Data gathered by the American Society of Plastic Surgeons shows that, aside from a small dip in 2015, facelift surgery has consistently been one of the top five cosmetic plastic surgery procedures in the United States. This is especially significant considering the popularity of minimally invasive, nonsurgical procedures such as Botox, dermal fillers and lasers.
As we age, the diminishing production of fundamental building blocks such as collagen and hyaluronic acid can lead to the gradual breakdown in skin firmness or elasticity, volume and texture. This process can vary from person to person in how quickly or slowly it occurs, depending on both genetic and environmental factors.
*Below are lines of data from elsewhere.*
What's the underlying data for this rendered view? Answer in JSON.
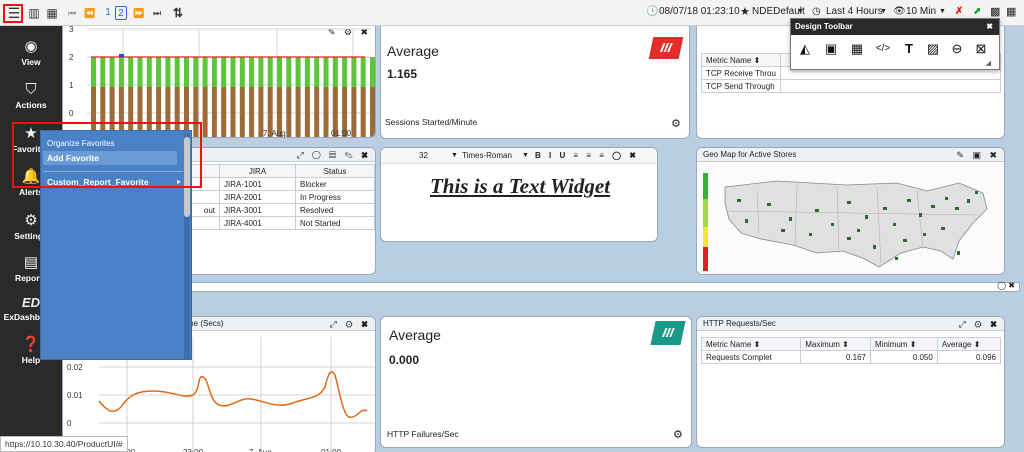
{
  "topbar": {
    "pages": [
      "1",
      "2"
    ],
    "datetime": "08/07/18 01:23:10",
    "favorite": "NDEDefault",
    "range": "Last 4 Hours",
    "interval": "10 Min"
  },
  "sidebar": [
    {
      "label": "View",
      "icon": "eye-icon",
      "glyph": "◉"
    },
    {
      "label": "Actions",
      "icon": "shield-icon",
      "glyph": "⛉"
    },
    {
      "label": "Favorites",
      "icon": "star-icon",
      "glyph": "★"
    },
    {
      "label": "Alerts",
      "icon": "bell-icon",
      "glyph": "🔔"
    },
    {
      "label": "Settings",
      "icon": "gear-icon",
      "glyph": "⚙"
    },
    {
      "label": "Reports",
      "icon": "report-icon",
      "glyph": "▤"
    },
    {
      "label": "ExDashboard",
      "icon": "exdashboard-icon",
      "glyph": "ED"
    },
    {
      "label": "Help",
      "icon": "help-icon",
      "glyph": "?"
    }
  ],
  "favmenu": {
    "title": "Organize Favorites",
    "add": "Add Favorite",
    "custom": "Custom_Report_Favorite"
  },
  "bar_chart": {
    "y_ticks": [
      "3",
      "2",
      "1",
      "0"
    ],
    "x_ticks": [
      "7. Aug",
      "01:00"
    ]
  },
  "avg_widget_1": {
    "title": "Average",
    "value": "1.165",
    "footer": "Sessions Started/Minute"
  },
  "avg_widget_2": {
    "title": "Average",
    "value": "0.000",
    "footer": "HTTP Failures/Sec"
  },
  "top_table": {
    "headers": [
      "Metric Name",
      ""
    ],
    "rows": [
      "TCP Receive Throu",
      "TCP Send Through"
    ]
  },
  "jira_table": {
    "headers": [
      "JIRA",
      "Status"
    ],
    "rows": [
      {
        "id": "JIRA-1001",
        "status": "Blocker"
      },
      {
        "id": "JIRA-2001",
        "status": "In Progress"
      },
      {
        "id": "JIRA-3001",
        "status": "Resolved"
      },
      {
        "id": "JIRA-4001",
        "status": "Not Started"
      }
    ],
    "partial": [
      "",
      "",
      "out",
      ""
    ]
  },
  "text_widget": {
    "font_size": "32",
    "font": "Times-Roman",
    "text": "This is a Text Widget"
  },
  "geo_map": {
    "title": "Geo Map for Active Stores"
  },
  "line_chart": {
    "title": "me (Secs)",
    "y_ticks": [
      "0.02",
      "0.01",
      "0"
    ],
    "x_ticks": [
      "23:00",
      "23:00",
      "7. Aug",
      "01:00"
    ]
  },
  "http_table": {
    "title": "HTTP Requests/Sec",
    "headers": [
      "Metric Name",
      "Maximum",
      "Minimum",
      "Average"
    ],
    "row": [
      "Requests Complet",
      "0.167",
      "0.050",
      "0.096"
    ]
  },
  "design_toolbar": {
    "title": "Design Toolbar",
    "icons": [
      "area-chart-icon",
      "widget-icon",
      "table-icon",
      "code-icon",
      "text-icon",
      "image-icon",
      "minus-icon",
      "close-icon"
    ]
  },
  "status_url": "https://10.10.30.40/ProductUI/#"
}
The nonsurgical procedures mentioned above can address these concerns to a significant extent—in fact, skin tone and texture imperfections cannot be corrected surgically—but when it comes to achieving more dramatic, longer-term improvements in age-related shifts to skin, fat and other tissue in the face and neck, a facelift or rhytidectomy surgery is still the most effective option.
Some plastic surgeons even note that minimally invasive procedures have served as a gateway to a facelift, as it piques the interest of patients who may have previously been intimidated by the concept of a cosmetic procedure – especially a surgical one. Minimally invasive procedures seem easier for patients to approach, and help to introduce them to the idea of cosmetic surgery.
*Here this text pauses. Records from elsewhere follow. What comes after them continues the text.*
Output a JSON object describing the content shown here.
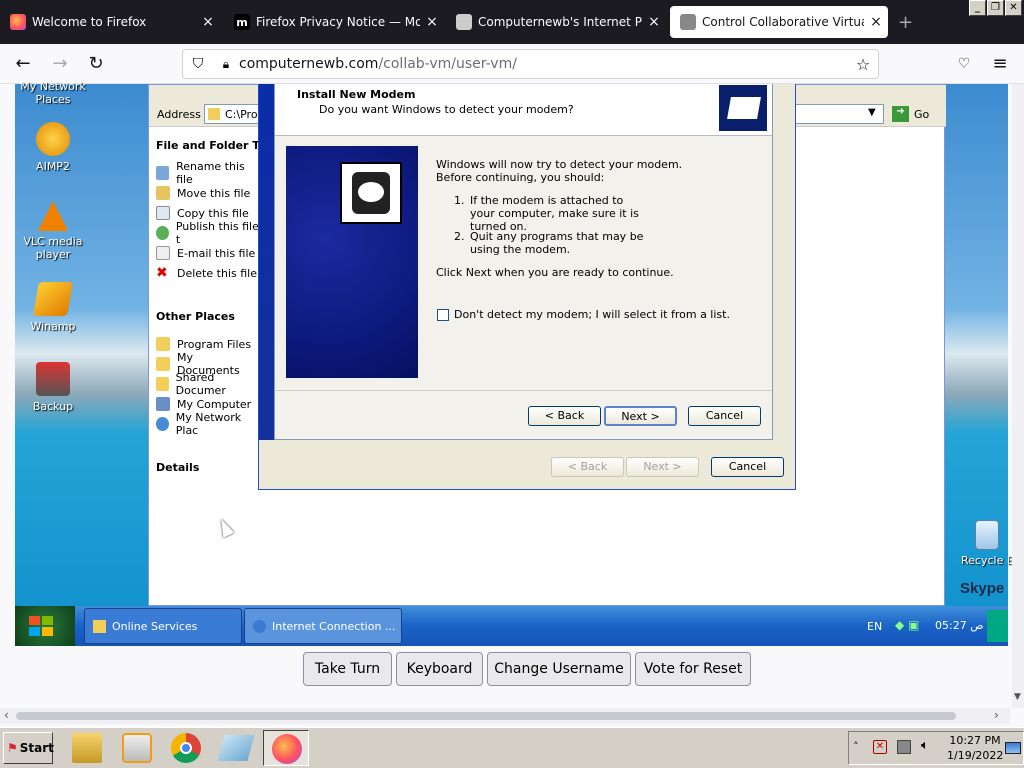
{
  "browser": {
    "tabs": [
      {
        "title": "Welcome to Firefox",
        "close": "×"
      },
      {
        "title": "Firefox Privacy Notice — Mozilla",
        "close": "×"
      },
      {
        "title": "Computernewb's Internet Pub Hub",
        "close": "×"
      },
      {
        "title": "Control Collaborative Virtual Machi",
        "close": "×"
      }
    ],
    "new_tab": "+",
    "url_host": "computernewb.com",
    "url_path": "/collab-vm/user-vm/",
    "window_buttons": [
      "_",
      "❐",
      "✕"
    ]
  },
  "desktop": {
    "icons": [
      {
        "label": "My Network Places"
      },
      {
        "label": "AIMP2"
      },
      {
        "label": "VLC media player"
      },
      {
        "label": "Winamp"
      },
      {
        "label": "Backup"
      },
      {
        "label": "Recycle B"
      }
    ],
    "skype_label": "Skype"
  },
  "explorer": {
    "address_label": "Address",
    "address_value": "C:\\Pro",
    "go_label": "Go",
    "file_tasks_title": "File and Folder Tas",
    "file_tasks": [
      "Rename this file",
      "Move this file",
      "Copy this file",
      "Publish this file t",
      "E-mail this file",
      "Delete this file"
    ],
    "other_places_title": "Other Places",
    "other_places": [
      "Program Files",
      "My Documents",
      "Shared Documer",
      "My Computer",
      "My Network Plac"
    ],
    "details_title": "Details"
  },
  "wizard": {
    "title": "Install New Modem",
    "subtitle": "Do you want Windows to detect your modem?",
    "intro": "Windows will now try to detect your modem.  Before continuing, you should:",
    "step1_num": "1.",
    "step1": "If the modem is attached to your computer, make sure it is turned on.",
    "step2_num": "2.",
    "step2": "Quit any programs that may be using the modem.",
    "click_next": "Click Next when you are ready to continue.",
    "checkbox_label": "Don't detect my modem; I will select it from a list.",
    "back": "< Back",
    "next": "Next >",
    "cancel": "Cancel",
    "outer_back": "< Back",
    "outer_next": "Next >",
    "outer_cancel": "Cancel"
  },
  "vm_taskbar": {
    "buttons": [
      "Online Services",
      "Internet Connection ..."
    ],
    "lang": "EN",
    "clock": "05:27 ص"
  },
  "page_controls": [
    "Take Turn",
    "Keyboard",
    "Change Username",
    "Vote for Reset"
  ],
  "host_taskbar": {
    "start": "Start",
    "time": "10:27 PM",
    "date": "1/19/2022",
    "tray_arrow": "˄"
  }
}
At a certain point, patients tend to find that nonsurgical procedures are not enough to get the results they are looking for – or they may simply grow weary of the discomfort, inconvenience and expense that come with repeat treatments to maintain or better their results. There's even a name for this sort of patient concern: needle fatigue!
Until the 1960s (and in some cases, even later), facelifts consisted of simply tightening and pulling the skin taut to a new position, then cutting the remnants off. But relying on a one-dimensional approach resulted in the well-known, unnaturally stiff and mask-like appearance that many individuals outside the medical community have come to associate with the procedure.
A much longer-lasting and more natural approach to facial rejuvenation is to incorporate techniques that also work on the fat and sheaths of tissue underneath the skin. Making a small flap through incisions in the skin allows a surgeon access to the stronger, deeper layers of tissue between muscle and fat, known as the SMAS (superficial muscular aponeurotic sheath). Precise manipulation of the skin flap can reposition the SMAS to achieve a multi-dimensional result that both tightens and lifts the face to result in better volume and contour of the cheeks, definition of the jawline and firmness of the neck. This type of procedure is sometimes referred to as a high-SMAS or deep plane facelift.
Additional processes or modifications may be incorporated into a facelift to address the volume loss that comes with aging. These include the use of grafts from the SMAS tissue and/or from the patient's own fat extracted from another area of the body. Grafts may be placed in areas that typically exhibit volume loss, such as the cheeks, under-eye areas and lips. Facial fat pads may also be repositioned or replaced, as they can slide down from their original locations over time.
Less extensive versions of a facelift, such as an S-lift, mini facelift, neck lift or endoscopic facelift may be considered for those patients who would like to receive longer-term results in certain areas, but do not require a complete facelift to achieve their goals.
What is most important to note is that each facelift case is distinct, and procedural steps can vary significantly from patient to patient to address each of their concerns and accommodate facial characteristics. Such individualization is, in fact, the cornerstone of a well-performed facelift procedure today.
Your surgeon may also opt to include complementary procedures such as a blepharoplasty/eyelid surgery and/or brow lift to address the upper face or forehead area, or laser skin resurfacing to improve skin texture and minimize any scarring.
While many doctors perform facelift surgery, patients should ensure at the very least that their surgeon of choice is board certified to perform plastic surgery (as opposed to only general surgery) and has extensive experience performing facelifts with successful results.